The characteristics of effective learning – playing and exploring, active learning and creating and thinking critically – underpin young children’s learning and development and are central to the revised Early Years Foundation Stage. Practitioners need to be confident of planning, observing and assessing characteristics of effective learners and understand how they support children’s learning and development.

The book explores what the characteristics of effective learning look like and how practitioners can create opportunities for children to express them. It considers the ways in which they connect with children’s natural explorations, play, enjoyement and the environments created by adults.

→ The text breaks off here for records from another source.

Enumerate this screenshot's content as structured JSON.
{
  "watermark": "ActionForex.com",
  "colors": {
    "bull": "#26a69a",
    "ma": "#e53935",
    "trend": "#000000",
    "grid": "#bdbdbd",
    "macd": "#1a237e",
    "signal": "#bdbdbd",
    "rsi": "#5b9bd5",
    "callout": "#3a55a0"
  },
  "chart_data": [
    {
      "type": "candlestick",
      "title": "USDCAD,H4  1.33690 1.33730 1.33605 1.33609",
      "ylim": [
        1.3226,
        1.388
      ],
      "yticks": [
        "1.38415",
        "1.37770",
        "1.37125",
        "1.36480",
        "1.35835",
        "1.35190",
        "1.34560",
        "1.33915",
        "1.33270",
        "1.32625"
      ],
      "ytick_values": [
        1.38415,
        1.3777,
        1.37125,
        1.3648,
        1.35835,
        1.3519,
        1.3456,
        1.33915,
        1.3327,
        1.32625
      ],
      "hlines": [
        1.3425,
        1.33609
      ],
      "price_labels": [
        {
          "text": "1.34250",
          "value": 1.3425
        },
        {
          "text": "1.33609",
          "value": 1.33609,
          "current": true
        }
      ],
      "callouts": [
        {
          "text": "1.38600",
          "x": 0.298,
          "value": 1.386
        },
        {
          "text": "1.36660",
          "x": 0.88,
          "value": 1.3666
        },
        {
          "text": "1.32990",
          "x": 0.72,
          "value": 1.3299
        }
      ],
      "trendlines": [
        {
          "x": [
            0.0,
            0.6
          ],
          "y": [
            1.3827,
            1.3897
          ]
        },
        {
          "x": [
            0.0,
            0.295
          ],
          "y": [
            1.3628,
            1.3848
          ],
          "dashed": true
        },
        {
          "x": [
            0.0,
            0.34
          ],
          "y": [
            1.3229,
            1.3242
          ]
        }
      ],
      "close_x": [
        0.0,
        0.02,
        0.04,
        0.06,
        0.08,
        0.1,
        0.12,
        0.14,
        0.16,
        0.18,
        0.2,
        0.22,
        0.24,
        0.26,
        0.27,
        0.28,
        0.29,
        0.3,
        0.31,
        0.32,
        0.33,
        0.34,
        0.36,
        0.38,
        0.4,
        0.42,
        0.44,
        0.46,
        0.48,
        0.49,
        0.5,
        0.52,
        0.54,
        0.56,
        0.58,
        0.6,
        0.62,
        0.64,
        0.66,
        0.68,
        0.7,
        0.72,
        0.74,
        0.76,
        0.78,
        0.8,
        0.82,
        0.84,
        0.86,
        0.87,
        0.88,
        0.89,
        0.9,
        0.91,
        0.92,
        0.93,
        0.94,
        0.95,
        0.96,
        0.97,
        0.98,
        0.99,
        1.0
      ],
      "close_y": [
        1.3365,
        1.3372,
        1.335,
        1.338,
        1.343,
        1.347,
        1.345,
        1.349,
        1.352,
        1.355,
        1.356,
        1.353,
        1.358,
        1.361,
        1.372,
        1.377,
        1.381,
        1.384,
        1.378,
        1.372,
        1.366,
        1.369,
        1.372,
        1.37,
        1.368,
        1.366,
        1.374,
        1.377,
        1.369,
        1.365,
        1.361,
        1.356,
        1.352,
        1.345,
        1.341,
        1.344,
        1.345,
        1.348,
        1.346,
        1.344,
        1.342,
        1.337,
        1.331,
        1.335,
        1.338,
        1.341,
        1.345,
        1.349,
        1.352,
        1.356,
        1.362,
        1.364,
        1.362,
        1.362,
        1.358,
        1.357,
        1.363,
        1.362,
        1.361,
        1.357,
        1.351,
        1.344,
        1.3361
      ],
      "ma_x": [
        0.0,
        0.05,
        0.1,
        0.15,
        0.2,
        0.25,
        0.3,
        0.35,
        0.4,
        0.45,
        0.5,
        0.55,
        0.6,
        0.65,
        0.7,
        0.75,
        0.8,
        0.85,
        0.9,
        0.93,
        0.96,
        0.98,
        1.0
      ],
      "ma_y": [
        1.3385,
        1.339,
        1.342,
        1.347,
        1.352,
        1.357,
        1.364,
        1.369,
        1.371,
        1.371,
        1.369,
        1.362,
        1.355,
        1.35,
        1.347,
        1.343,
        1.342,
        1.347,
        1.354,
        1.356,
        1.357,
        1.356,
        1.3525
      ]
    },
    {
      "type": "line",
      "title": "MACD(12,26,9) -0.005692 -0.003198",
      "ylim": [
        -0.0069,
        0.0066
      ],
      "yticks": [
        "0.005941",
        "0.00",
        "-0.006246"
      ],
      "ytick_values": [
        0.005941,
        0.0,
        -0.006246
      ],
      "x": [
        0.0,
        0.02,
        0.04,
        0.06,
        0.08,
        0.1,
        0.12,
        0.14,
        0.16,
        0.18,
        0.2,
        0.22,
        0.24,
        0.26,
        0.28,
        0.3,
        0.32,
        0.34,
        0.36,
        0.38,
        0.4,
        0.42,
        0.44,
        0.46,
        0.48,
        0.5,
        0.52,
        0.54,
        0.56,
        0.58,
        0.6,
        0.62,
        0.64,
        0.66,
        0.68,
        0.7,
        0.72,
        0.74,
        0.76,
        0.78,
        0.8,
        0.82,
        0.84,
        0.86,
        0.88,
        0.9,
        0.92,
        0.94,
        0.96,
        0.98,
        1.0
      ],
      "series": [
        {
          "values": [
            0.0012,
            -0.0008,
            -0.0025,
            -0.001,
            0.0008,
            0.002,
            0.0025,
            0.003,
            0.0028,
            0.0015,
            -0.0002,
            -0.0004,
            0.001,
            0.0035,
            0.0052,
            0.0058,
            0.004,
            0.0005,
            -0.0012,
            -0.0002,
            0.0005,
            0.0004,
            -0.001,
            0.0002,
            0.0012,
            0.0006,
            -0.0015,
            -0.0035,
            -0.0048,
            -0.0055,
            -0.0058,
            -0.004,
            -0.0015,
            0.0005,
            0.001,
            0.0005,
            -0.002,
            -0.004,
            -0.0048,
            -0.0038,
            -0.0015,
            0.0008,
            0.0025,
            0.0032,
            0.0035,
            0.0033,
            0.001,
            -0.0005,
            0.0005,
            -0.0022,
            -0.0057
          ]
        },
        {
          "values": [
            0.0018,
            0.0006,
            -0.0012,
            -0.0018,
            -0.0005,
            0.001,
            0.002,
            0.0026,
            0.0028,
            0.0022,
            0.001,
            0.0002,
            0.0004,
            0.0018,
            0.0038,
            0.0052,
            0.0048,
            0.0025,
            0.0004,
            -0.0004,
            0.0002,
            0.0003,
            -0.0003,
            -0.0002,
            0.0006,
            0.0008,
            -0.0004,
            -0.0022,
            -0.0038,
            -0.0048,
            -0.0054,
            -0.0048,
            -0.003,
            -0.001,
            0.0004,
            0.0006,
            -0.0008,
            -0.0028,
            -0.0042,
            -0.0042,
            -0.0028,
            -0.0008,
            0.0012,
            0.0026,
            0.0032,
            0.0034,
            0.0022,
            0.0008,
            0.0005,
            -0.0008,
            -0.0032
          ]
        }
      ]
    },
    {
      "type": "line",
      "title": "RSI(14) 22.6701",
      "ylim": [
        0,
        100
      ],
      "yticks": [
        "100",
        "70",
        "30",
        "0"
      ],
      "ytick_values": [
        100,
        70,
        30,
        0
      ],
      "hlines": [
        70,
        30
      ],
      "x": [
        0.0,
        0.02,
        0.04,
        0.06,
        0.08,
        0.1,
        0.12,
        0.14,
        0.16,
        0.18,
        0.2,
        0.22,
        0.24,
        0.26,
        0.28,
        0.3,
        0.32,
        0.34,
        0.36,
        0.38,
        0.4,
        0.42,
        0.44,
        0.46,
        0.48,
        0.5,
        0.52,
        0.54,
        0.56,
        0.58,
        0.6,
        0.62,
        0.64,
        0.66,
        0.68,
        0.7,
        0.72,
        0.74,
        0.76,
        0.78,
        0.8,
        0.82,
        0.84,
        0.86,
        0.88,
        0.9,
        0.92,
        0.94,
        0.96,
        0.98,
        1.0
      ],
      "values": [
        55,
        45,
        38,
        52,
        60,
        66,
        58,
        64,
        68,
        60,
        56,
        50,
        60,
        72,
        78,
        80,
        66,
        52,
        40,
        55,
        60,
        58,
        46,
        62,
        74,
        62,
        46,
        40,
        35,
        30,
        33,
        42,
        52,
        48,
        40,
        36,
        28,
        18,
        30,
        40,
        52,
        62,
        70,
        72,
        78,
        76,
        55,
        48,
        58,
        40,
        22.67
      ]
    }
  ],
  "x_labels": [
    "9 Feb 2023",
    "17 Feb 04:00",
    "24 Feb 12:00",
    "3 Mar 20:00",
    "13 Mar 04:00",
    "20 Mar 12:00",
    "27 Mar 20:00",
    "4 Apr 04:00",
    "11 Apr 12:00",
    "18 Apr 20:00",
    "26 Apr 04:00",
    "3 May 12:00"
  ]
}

Throughout the focus is on building on children’s own interests as practitioners plan for, observe and assess playing and exploring, active learning and creativity and critical thinking.

Including encounters from authentic settings and provocative questions for reflective practice, the book covers:

  • children’s well-being and motivations
  • creating effective learning possibilities for all children
  • engaging children’s interests
  • the role of the adult and environment
  • sustained shared thinking

This timely new text aims to help practitioners and students develop their understanding of the charactersitics of effective learning and show them how they can support young children in become effective and motivated learners.

chapter |7 pages


ByAnnie Woods

chapter 1|15 pages

Children are naturally playful

ByVicky McEwan

chapter 2|16 pages

Exploring children’s wellbeing and motivations

ByLorna Wardle, Sharon Vest

chapter 3|17 pages

Creating effective learning possibilities for all children

ByVal Hall

chapter 4|15 pages

Children’s engaging interests

ByAnnie Woods

chapter 5|16 pages

Playing with thinking

ByCatherine Gripton

chapter 6|16 pages

Guiding children’ sparticipation

ByAnnie Woods

chapter 7|19 pages

Sustained shared conversations

ByVictoria Brown

chapter 8|15 pages

Capturing the possibilities

ByCatherin Moran